In the report, one of the organisers of these dinners, whose identity has yet to be confirmed, claims that ministers are present during these meals, which cost between 160 and 490 euros per person.
Pierre-Jean Chalençon, the owner of the Palais Vivienne venue in central Paris, and now identified as the "anonymous source" which informed M6 that government ministers were among those participating in the illegal dinner parties, has since explained that he was joking. He now admits that no ministers were present.
In the footage, filmed with a hidden camera in a place described as "a clandestine restaurant located in an upper class" districts of the capital, it is possible to distinguish participants and waiters who are not wearing masks and do not respect social distancing.
M6 also obtained footage of a paying party, where dozens of guests appear without masks, some kissing, before sharing caviar and champagne.
These facts have not been verified, but they are already causing indignation, while restaurants remain closed as part of the effort to curb the Covid-19 epidemic, and their customers must settle for take-away sales.
The Paris police prefecture has opened an investigation at the request of Interior Minister Gérald Darmanin.
"Following the M6 report, I asked the Prefect of Police to check the accuracy of the facts reported and, if they are verified, to prosecute the organisers and participants of these clandestine dinners," the interior minister said on Twitter on Sunday.

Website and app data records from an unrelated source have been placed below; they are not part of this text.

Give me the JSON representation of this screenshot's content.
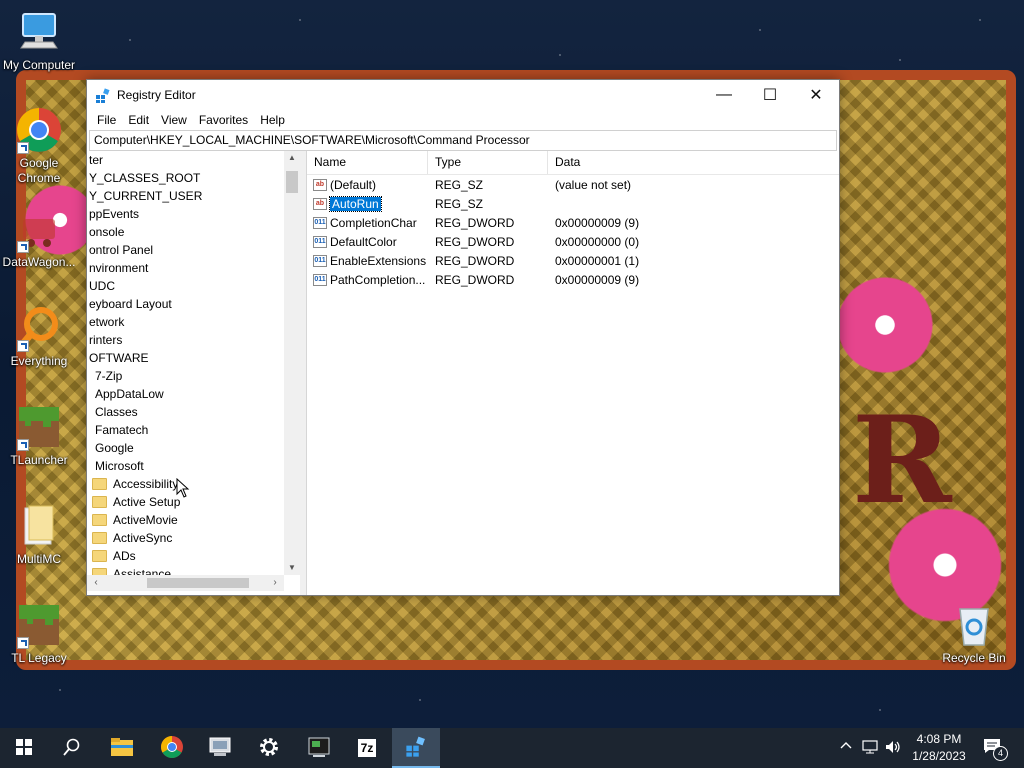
{
  "desktop": {
    "icons": [
      {
        "label": "My Computer",
        "icon": "computer-icon"
      },
      {
        "label": "Google Chrome",
        "label_line2": "Chrome",
        "label_line1": "Google",
        "icon": "chrome-icon"
      },
      {
        "label": "DataWagon...",
        "icon": "datawagon-icon"
      },
      {
        "label": "Everything",
        "icon": "everything-search-icon"
      },
      {
        "label": "TLauncher",
        "icon": "minecraft-grass-icon"
      },
      {
        "label": "MultiMC",
        "icon": "folder-icon"
      },
      {
        "label": "TL Legacy",
        "icon": "minecraft-grass-icon"
      },
      {
        "label": "Recycle Bin",
        "icon": "recycle-bin-icon"
      }
    ]
  },
  "window": {
    "title": "Registry Editor",
    "controls": {
      "minimize": "—",
      "maximize": "☐",
      "close": "✕"
    },
    "menu": [
      "File",
      "Edit",
      "View",
      "Favorites",
      "Help"
    ],
    "address": "Computer\\HKEY_LOCAL_MACHINE\\SOFTWARE\\Microsoft\\Command Processor",
    "tree": [
      {
        "label": "ter",
        "level": 0,
        "folder": false
      },
      {
        "label": "Y_CLASSES_ROOT",
        "level": 0,
        "folder": false
      },
      {
        "label": "Y_CURRENT_USER",
        "level": 0,
        "folder": false
      },
      {
        "label": "ppEvents",
        "level": 0,
        "folder": false
      },
      {
        "label": "onsole",
        "level": 0,
        "folder": false
      },
      {
        "label": "ontrol Panel",
        "level": 0,
        "folder": false
      },
      {
        "label": "nvironment",
        "level": 0,
        "folder": false
      },
      {
        "label": "UDC",
        "level": 0,
        "folder": false
      },
      {
        "label": "eyboard Layout",
        "level": 0,
        "folder": false
      },
      {
        "label": "etwork",
        "level": 0,
        "folder": false
      },
      {
        "label": "rinters",
        "level": 0,
        "folder": false
      },
      {
        "label": "OFTWARE",
        "level": 0,
        "folder": false
      },
      {
        "label": "7-Zip",
        "level": 1,
        "folder": false
      },
      {
        "label": "AppDataLow",
        "level": 1,
        "folder": false
      },
      {
        "label": "Classes",
        "level": 1,
        "folder": false
      },
      {
        "label": "Famatech",
        "level": 1,
        "folder": false
      },
      {
        "label": "Google",
        "level": 1,
        "folder": false
      },
      {
        "label": "Microsoft",
        "level": 1,
        "folder": false
      },
      {
        "label": "Accessibility",
        "level": 2,
        "folder": true
      },
      {
        "label": "Active Setup",
        "level": 2,
        "folder": true
      },
      {
        "label": "ActiveMovie",
        "level": 2,
        "folder": true
      },
      {
        "label": "ActiveSync",
        "level": 2,
        "folder": true
      },
      {
        "label": "ADs",
        "level": 2,
        "folder": true
      },
      {
        "label": "Assistance",
        "level": 2,
        "folder": true
      }
    ],
    "columns": {
      "name": "Name",
      "type": "Type",
      "data": "Data"
    },
    "values": [
      {
        "name": "(Default)",
        "type": "REG_SZ",
        "data": "(value not set)",
        "kind": "sz",
        "icon_text": "ab"
      },
      {
        "name": "AutoRun",
        "type": "REG_SZ",
        "data": "",
        "kind": "sz",
        "icon_text": "ab",
        "selected": true
      },
      {
        "name": "CompletionChar",
        "type": "REG_DWORD",
        "data": "0x00000009 (9)",
        "kind": "dw",
        "icon_text": "011"
      },
      {
        "name": "DefaultColor",
        "type": "REG_DWORD",
        "data": "0x00000000 (0)",
        "kind": "dw",
        "icon_text": "011"
      },
      {
        "name": "EnableExtensions",
        "type": "REG_DWORD",
        "data": "0x00000001 (1)",
        "kind": "dw",
        "icon_text": "011"
      },
      {
        "name": "PathCompletion...",
        "type": "REG_DWORD",
        "data": "0x00000009 (9)",
        "kind": "dw",
        "icon_text": "011"
      }
    ]
  },
  "taskbar": {
    "items": [
      "windows-start-icon",
      "search-icon",
      "file-explorer-icon",
      "chrome-icon",
      "network-tool-icon",
      "settings-gear-icon",
      "terminal-icon",
      "7zip-icon",
      "registry-editor-icon"
    ],
    "sevenzip_label": "7z",
    "time": "4:08 PM",
    "date": "1/28/2023",
    "notification_count": "4"
  },
  "colors": {
    "accent": "#0078d7",
    "taskbar": "#1c2530"
  }
}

"There is no such thing as a free pass for ministers," said the Minister of Economy and Finance, Bruno Le Maire, speaking on RTL radio.
"There are journalistic investigations that show that there are clandestine restaurants, and all this information must be passed on to the police so that they can be closed down," reacted Marlène Schiappa, the Minister for Citizenship on Europe 1 radio.
A wish shared by a number of users of the social network Twitter, who posted the hashtag #OnVeutLesNoms or #WeWantNames.
The police have also been asked to crackdown on large outdoor gatherings which flout the Covid restrictions.
For example, on Saturday, 150 gathered for a party in a disused hangar in Fuveau in the south of France, near Aix-en-Provence. Police broke up the party and imposed fines.
Earlier in the week, police were called to break up a group of 200 to 300 people gathered on the riverside in Lyon, most of the participants students aged between 15 and 25. The organisers are expected at a court hearing later this month.